Shimei, Shimi, Shimhi [Shĭm'eī, Shī'mī, Shĭm'hī]—jehovah is fame or famous.
Shimei, we are told, was a popular name among the Hebrews, being especially common in Levitical circles. But of the majority of men bearing it, little is known apart from the name.
1. The Benjamite of the clan of Saul, son of Gera who cursed David when he fled from Absalom (2 Sam. 16:5, 7, 13; 19:16, 18, 21, 23). Although we have little knowledge of this most prominent Shimei, what we do know proves him to be, as Dr. Alexander Whyte expresses it, “A reptile of the royal house of Saul.” This Shimei can be described as:
This man who lived to curse knew only too well that David had never shed a single drop of Saul’s blood, but it was not in his interest to admit the truth he knew. Because of his tribal and family connections it was natural for Shimei to be David’s bitter enemy, and to heap his curses and insults upon the fugitive monarch.
When, however, David triumphantly returned after Absalom’s tragic death, Shimei met the king with a hypocritical repentance. David accepted his apology and gave an oath that he would not put him to death. When further resistance was useless, Shimei feigned obedience to David, but in his heart was still bitterly opposed to him.
On his deathbed David’s last words to Solomon about Shimei’s blood being spilt, cause one to wonder whether David’s long-suppressed revenge upon his enemy found utterance. Solomon would not allow Shimei to go beyond the walls of Jerusalem. All the time he remained in his city of refuge he was safe. If he passed without it, he would die. Shimei kept this arrangement for three years, then broke it on some trifling occasion and justly forfeited his life. At the command of Solomon he was executed by Benaiah. This was the last of those acts of justice on offenders against David which Solomon performed.

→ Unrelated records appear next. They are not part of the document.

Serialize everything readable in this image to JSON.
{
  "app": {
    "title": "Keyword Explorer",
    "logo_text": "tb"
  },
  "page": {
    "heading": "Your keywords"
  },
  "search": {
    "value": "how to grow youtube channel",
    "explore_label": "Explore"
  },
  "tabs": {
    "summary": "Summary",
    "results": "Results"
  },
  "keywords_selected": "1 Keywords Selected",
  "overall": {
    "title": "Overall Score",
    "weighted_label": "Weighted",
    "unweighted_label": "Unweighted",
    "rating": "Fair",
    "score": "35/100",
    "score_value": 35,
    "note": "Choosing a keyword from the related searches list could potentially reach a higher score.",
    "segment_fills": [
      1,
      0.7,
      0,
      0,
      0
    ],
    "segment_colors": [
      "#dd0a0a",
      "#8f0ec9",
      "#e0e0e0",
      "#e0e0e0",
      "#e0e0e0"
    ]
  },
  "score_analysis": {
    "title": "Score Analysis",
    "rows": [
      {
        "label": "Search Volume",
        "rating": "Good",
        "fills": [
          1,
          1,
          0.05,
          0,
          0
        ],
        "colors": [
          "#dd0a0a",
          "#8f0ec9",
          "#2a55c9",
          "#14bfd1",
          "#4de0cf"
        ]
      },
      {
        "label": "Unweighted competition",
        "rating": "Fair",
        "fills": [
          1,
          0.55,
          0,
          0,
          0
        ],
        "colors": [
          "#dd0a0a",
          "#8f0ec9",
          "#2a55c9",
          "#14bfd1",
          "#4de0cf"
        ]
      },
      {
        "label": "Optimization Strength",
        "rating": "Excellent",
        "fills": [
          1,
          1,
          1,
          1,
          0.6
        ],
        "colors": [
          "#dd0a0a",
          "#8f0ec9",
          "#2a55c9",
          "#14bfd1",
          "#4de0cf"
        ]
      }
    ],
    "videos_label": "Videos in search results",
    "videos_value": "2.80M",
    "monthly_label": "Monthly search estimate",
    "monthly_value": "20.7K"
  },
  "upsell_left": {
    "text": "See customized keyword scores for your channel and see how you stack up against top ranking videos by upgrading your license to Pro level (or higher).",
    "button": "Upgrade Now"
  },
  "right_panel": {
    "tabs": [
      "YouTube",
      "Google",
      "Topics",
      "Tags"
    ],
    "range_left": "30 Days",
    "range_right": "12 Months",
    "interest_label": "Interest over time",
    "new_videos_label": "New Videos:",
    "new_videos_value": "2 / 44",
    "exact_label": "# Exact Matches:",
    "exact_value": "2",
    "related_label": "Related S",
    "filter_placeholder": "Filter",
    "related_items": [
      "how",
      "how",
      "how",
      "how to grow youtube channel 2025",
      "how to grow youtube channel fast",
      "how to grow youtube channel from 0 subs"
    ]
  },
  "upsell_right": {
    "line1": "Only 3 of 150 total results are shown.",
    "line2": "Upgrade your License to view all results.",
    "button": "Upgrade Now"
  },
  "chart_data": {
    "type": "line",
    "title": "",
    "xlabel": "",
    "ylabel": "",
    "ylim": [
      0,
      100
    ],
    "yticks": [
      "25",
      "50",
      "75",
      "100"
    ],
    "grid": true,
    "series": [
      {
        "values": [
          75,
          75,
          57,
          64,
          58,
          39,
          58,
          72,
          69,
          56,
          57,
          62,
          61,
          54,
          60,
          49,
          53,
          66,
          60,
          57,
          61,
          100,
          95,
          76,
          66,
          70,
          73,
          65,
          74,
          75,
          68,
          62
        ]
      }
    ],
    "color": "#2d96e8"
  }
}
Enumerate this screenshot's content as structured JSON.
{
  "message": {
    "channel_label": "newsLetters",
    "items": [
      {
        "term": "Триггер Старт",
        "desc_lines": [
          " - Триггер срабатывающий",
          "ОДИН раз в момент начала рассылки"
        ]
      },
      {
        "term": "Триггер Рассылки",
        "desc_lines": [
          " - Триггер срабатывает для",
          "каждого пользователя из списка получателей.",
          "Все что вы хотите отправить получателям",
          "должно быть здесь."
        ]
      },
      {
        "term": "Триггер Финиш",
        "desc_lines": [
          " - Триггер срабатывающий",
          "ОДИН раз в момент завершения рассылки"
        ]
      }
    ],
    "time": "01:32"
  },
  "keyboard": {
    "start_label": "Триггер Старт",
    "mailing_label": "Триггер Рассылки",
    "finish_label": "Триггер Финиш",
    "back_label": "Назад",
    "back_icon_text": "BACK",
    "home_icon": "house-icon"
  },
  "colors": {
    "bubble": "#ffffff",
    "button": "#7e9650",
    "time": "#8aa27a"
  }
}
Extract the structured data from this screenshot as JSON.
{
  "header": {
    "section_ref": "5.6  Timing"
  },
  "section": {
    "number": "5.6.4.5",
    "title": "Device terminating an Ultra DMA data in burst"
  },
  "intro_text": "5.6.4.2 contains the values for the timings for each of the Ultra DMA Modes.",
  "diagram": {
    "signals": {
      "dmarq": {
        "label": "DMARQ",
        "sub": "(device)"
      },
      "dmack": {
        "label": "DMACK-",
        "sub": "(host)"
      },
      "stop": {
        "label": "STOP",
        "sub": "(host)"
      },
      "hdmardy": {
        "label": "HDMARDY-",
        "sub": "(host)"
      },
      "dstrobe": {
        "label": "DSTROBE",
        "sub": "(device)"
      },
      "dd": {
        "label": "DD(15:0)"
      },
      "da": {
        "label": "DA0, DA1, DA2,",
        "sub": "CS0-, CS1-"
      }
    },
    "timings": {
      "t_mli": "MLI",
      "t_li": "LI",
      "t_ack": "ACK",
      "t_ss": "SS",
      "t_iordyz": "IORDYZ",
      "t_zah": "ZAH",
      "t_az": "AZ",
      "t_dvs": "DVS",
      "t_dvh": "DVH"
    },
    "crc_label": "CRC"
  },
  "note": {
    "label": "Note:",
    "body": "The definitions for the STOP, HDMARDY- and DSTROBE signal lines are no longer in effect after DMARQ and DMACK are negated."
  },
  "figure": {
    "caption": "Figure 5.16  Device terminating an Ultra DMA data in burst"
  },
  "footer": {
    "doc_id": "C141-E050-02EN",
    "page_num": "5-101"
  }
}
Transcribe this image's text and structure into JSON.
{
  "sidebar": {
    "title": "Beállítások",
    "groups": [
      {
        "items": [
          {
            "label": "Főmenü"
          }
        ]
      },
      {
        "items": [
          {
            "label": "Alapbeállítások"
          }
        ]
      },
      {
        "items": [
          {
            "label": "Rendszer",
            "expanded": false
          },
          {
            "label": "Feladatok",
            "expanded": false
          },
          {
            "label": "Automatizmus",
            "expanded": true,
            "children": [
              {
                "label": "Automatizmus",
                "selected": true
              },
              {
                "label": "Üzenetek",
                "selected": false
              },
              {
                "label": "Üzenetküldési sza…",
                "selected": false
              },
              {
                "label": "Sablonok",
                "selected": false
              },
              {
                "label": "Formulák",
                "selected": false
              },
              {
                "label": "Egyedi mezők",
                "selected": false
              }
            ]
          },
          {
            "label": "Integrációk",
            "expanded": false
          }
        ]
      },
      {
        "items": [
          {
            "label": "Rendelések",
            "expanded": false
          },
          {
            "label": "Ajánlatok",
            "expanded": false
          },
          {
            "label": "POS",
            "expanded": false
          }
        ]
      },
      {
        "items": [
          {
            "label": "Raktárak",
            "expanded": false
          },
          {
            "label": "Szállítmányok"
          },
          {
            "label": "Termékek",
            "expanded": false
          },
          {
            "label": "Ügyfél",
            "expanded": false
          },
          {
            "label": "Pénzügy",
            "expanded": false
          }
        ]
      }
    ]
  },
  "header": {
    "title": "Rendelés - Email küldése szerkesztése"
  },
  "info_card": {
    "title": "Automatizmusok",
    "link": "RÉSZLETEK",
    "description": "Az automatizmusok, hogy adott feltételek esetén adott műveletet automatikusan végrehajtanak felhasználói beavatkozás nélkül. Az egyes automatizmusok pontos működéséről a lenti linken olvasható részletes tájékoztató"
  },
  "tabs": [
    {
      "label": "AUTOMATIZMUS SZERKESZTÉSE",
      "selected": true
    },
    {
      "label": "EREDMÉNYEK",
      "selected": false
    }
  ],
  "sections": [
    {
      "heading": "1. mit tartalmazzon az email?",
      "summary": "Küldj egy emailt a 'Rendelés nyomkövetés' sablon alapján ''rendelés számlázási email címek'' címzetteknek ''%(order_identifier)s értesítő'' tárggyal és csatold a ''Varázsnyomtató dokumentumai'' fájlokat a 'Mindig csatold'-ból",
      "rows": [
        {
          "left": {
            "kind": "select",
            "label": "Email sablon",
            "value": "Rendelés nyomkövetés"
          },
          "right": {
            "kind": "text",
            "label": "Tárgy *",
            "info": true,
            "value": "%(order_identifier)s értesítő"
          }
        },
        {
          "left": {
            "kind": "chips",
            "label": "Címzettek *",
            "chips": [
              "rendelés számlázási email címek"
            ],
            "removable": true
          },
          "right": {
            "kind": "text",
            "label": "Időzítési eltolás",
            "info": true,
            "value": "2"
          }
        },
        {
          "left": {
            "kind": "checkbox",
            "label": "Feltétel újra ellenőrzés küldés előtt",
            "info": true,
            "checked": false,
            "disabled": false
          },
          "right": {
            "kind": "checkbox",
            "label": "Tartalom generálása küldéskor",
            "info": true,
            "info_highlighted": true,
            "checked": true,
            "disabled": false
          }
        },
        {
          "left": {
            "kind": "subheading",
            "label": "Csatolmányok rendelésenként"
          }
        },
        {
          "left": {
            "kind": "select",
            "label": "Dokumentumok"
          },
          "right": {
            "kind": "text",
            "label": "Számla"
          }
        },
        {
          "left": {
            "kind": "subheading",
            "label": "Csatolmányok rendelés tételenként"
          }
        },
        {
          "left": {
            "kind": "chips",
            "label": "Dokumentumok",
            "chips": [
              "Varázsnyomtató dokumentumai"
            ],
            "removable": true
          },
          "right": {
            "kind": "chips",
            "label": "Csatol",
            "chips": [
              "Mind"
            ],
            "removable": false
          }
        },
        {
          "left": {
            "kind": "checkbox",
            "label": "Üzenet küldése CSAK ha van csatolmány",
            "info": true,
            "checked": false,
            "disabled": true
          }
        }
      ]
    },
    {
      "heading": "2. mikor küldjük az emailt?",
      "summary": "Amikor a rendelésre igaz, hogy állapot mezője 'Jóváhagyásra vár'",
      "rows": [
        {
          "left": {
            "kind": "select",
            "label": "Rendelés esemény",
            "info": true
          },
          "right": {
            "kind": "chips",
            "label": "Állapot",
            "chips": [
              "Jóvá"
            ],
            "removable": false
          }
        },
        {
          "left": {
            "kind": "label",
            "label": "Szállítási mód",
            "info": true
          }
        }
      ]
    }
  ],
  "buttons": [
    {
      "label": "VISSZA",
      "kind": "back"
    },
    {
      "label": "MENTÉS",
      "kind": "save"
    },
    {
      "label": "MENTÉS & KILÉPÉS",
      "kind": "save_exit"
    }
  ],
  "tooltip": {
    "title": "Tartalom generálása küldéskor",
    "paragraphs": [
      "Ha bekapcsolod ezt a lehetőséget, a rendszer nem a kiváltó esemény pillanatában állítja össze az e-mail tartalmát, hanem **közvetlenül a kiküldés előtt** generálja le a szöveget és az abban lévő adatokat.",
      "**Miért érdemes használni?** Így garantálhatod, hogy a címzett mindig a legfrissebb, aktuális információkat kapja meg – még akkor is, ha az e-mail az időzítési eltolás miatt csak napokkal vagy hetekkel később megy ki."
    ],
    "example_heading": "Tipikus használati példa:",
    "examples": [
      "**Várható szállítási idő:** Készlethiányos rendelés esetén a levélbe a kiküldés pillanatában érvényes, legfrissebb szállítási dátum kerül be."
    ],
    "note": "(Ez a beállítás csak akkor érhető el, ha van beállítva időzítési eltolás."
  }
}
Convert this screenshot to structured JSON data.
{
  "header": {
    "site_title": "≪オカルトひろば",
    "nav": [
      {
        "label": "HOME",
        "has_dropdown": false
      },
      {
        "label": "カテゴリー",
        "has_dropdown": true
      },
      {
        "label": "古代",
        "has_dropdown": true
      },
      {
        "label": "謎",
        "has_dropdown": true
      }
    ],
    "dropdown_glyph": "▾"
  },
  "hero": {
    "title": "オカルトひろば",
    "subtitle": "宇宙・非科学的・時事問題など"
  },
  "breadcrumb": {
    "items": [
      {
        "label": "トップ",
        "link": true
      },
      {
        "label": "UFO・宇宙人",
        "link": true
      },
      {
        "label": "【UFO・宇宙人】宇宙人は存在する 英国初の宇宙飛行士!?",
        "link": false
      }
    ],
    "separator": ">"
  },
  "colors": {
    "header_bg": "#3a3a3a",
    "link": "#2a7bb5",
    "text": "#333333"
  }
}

How do we act when men say all manner of evil against us falsely? Do we see the Lord in it all, and that He will work out our salvation in spite of adverse and sore criticisms and circumstances? Do we rest in the fact that the Lord will look upon our affliction and will requite us good for all evil, if only we wisely and silently and adoringly submit ourselves to it?
2. A Courtier, Shimei by name, an officer of David, remained true to the king when Adonijah sought to usurp the throne (1 Kings 1:8).
4. A son of Gershon, son of Levi, who founded a subdivision of the tribal family of Gershon (Exod. 6:17).
5. A grandson of Jeconiah, son of Jehoiakim king of Judah. A prince of the royal house (1 Chron. 3:19).
6. A son of Zacchur, the Benjamite with sixteen sons and six daughters (1 Chron. 4:26, 27).
7. A Reubenite, son of Gog (1 Chron. 5:4).
8. A Merarite, son of Libni (1 Chron. 6:29).
9. Father of a chief family in Judah (1 Chron. 8:21).
10. A Levite of the family of Laadan—grandson of Levi (1 Chron. 23:9).
11. A Levite to whom the tenth lot fell in the singing service of the Tabernacle during David’s time. A son of Jeduthun (1 Chron. 25:3, 17).
12. A Ramathite who was overseer in David’s vineyards (1 Chron. 27:27).
13. A descendant of Heman, who took part in the cleansing of the Temple in Hezekiah’s time (2 Chron. 29:14).
14. A Levite and brother of Conaniah, who had charge of the tithes (2 Chron. 31:12, 13).
15. A Levite who had taken a strange wife (Ezra 10:23).
16. One of the family of Hashum who put away his wife (Ezra 10:33).
17. A son of Bani, who also put away his strange wife (Ezra 10:38).
18. A Benjamite, son of Kish and grandfather of Mordecai (Esther 2:5).
19. A representative, perhaps of the Gershonites who participated in mourning for national guilt (Zech. 12:13).
Devotional content drawn from All the Men of the Bible by Herbert Lockyer. Used with permission.